Russia promotes a misleading video accusing Ukraine of using mannequins as casualties
Rossiya 24 airs false video accusing Ukraine of using mannequins to fake war casualties
Rossiya 24 broadcasted a video on April 7 accusing the Ukrainian military of using mannequins to stage war casualties. However, the video was taken in Russia on a TV series set. The video was shown on the streaming platform of the state-owned All-Russia State Television and Radio Broadcasting Company. The segment includes a watermark for the Russian pro-Kremlin Telegram channel U_G_M. Russian journalist Roman Super contacted Rossiya 24 requesting details about their report. He received a response stating that the channel director and editorial team did not “know that this was not Ukraine” and the video was “brought” to them.

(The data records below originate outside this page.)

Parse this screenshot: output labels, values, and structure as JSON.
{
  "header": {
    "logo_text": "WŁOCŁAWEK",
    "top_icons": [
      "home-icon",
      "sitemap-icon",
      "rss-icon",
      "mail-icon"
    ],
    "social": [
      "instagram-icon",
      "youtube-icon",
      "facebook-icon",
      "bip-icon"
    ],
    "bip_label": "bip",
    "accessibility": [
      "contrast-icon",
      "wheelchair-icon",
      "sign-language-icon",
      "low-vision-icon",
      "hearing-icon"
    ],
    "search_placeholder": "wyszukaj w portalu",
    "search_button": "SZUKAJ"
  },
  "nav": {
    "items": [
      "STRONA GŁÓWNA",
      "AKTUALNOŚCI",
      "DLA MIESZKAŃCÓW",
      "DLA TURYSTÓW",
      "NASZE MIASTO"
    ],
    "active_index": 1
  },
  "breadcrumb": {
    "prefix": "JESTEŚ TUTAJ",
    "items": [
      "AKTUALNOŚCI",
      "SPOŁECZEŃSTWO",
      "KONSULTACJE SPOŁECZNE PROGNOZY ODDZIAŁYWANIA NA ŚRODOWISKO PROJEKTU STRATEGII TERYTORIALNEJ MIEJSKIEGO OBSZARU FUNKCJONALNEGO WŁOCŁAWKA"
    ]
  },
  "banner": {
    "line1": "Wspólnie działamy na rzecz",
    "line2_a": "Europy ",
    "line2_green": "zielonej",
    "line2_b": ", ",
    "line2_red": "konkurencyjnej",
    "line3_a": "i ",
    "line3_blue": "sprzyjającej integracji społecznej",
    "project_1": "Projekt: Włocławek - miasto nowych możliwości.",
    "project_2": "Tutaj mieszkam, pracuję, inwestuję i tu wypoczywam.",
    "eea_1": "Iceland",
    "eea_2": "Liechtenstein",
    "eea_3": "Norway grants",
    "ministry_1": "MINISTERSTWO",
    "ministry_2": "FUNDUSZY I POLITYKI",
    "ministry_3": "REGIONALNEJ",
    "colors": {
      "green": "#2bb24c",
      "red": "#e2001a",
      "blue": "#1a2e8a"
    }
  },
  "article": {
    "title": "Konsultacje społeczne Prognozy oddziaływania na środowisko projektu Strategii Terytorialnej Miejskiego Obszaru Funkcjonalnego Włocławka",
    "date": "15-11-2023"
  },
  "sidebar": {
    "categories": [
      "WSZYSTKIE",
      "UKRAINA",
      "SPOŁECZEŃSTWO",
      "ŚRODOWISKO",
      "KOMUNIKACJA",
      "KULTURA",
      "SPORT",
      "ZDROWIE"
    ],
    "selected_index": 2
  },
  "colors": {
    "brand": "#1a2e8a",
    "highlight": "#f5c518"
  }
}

- A fake BBC News report is being shared on pro-Kremlin Telegram channels. The BBC confirmed the video is fake. The video in question falsely asserts that a missile’s serial number proves Ukraine shelled the Kramatorsk train station on April 8. Ukrainian fact-checking organization StopFake debunked this narrative on April 10.
- The situation in Mariupol continues to intensify as the Russian military increases pressure on the city’s remaining defenders. On April 12, a number of Ukrainian marines released a farewell video as they were running out of food and ammo. Pro-Kremlin social media accounts also disseminated videos of Ukrainian soldiers surrendering, claiming they depict Ukrainian forces captured in Mariupol. The actual number of POWs remains unknown, however, and Kremlin sources may be exaggerating statistics.
- Russian State Duma member Alexey Chernyak plans to propose a draft law that would ban access to YouTube in Russia for ten years. This comes after YouTube blocked the Russian parliament channel Duma TV for violating the video platform’s terms of service.
- Roskomnadzor accused Google of “a violation of an extremist nature,” demanding the organization take immediate measures to remove “threats against Russian users.” Russia’s communications regulator claimed that when internet users entered the phrase “dear Russians” into Google Translate, the service offered to replace it with a translation of the phrase “dead Russians” instead.
- As social media platforms move to restrict access to Russian state-affiliated channels, the Kremlin has announced the creation of a new Telegram channel, “Kremlin News”.